Work task: The answer should be a single number: how many lines of the entries below hold the word "Szeged".

--- Supplied material ---

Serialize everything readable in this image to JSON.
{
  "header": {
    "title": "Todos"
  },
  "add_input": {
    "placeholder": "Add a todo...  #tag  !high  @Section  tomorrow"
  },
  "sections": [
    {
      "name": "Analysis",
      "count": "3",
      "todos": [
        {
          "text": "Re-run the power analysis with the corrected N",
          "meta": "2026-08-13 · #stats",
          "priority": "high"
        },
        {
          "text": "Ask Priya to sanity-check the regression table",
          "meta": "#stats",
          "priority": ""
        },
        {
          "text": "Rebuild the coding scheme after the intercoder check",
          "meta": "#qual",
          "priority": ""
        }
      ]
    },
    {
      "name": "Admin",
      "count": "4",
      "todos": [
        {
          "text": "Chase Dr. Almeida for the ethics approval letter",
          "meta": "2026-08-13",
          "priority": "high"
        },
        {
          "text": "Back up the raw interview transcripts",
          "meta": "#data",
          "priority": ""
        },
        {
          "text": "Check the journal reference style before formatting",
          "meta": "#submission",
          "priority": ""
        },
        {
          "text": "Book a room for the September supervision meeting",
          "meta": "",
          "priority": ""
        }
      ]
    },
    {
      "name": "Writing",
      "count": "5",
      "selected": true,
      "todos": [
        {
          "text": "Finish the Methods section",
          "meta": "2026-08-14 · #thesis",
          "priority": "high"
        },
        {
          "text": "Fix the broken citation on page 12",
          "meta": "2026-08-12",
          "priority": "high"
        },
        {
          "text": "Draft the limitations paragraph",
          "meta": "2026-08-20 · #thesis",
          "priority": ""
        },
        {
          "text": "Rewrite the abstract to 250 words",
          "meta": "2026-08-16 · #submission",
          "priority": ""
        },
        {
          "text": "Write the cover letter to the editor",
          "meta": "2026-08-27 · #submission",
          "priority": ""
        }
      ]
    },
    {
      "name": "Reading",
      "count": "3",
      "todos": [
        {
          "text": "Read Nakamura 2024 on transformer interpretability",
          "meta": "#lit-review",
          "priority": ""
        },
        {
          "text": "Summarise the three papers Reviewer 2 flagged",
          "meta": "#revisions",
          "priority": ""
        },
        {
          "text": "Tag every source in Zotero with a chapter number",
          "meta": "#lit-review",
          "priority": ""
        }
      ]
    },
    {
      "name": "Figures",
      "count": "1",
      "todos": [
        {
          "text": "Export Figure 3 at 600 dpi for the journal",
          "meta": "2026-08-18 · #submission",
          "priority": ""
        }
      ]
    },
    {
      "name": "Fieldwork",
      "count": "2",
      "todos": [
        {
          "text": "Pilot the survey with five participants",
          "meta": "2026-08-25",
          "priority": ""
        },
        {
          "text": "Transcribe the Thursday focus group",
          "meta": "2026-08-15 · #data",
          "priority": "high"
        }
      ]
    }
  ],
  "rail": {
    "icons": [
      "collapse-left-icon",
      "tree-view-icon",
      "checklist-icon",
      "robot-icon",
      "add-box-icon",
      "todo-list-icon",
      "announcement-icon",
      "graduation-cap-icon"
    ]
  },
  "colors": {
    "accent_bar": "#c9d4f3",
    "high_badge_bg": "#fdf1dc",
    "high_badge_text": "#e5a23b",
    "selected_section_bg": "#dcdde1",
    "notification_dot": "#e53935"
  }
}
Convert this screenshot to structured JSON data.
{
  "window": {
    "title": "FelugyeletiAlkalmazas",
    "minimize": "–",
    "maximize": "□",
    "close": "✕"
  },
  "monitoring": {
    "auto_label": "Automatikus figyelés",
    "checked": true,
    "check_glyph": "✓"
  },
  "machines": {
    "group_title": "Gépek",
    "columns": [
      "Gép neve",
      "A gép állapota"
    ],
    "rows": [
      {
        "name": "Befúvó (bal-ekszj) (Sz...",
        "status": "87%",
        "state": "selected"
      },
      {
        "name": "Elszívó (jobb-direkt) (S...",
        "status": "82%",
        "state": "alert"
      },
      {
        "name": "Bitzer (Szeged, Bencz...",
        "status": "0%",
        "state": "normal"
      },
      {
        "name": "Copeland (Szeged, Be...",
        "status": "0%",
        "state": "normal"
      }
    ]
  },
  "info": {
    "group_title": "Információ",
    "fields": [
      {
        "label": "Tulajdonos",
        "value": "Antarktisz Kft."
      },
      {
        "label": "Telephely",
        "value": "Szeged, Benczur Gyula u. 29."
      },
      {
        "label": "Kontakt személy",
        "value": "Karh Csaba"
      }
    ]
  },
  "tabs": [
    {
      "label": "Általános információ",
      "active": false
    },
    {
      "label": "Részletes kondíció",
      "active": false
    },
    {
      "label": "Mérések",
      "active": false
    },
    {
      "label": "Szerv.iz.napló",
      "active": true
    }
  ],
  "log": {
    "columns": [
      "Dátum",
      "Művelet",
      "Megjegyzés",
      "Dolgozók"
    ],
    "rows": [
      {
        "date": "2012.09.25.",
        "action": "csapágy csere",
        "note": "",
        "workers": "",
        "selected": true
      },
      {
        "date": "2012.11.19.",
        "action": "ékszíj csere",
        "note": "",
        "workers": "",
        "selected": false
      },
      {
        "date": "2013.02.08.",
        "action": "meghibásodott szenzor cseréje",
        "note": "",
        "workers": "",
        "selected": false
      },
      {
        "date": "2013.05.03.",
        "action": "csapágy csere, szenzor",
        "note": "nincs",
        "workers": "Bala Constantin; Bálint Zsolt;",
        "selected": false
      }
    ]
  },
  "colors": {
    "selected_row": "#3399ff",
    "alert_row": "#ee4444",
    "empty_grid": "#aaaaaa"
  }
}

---

Your solution: 3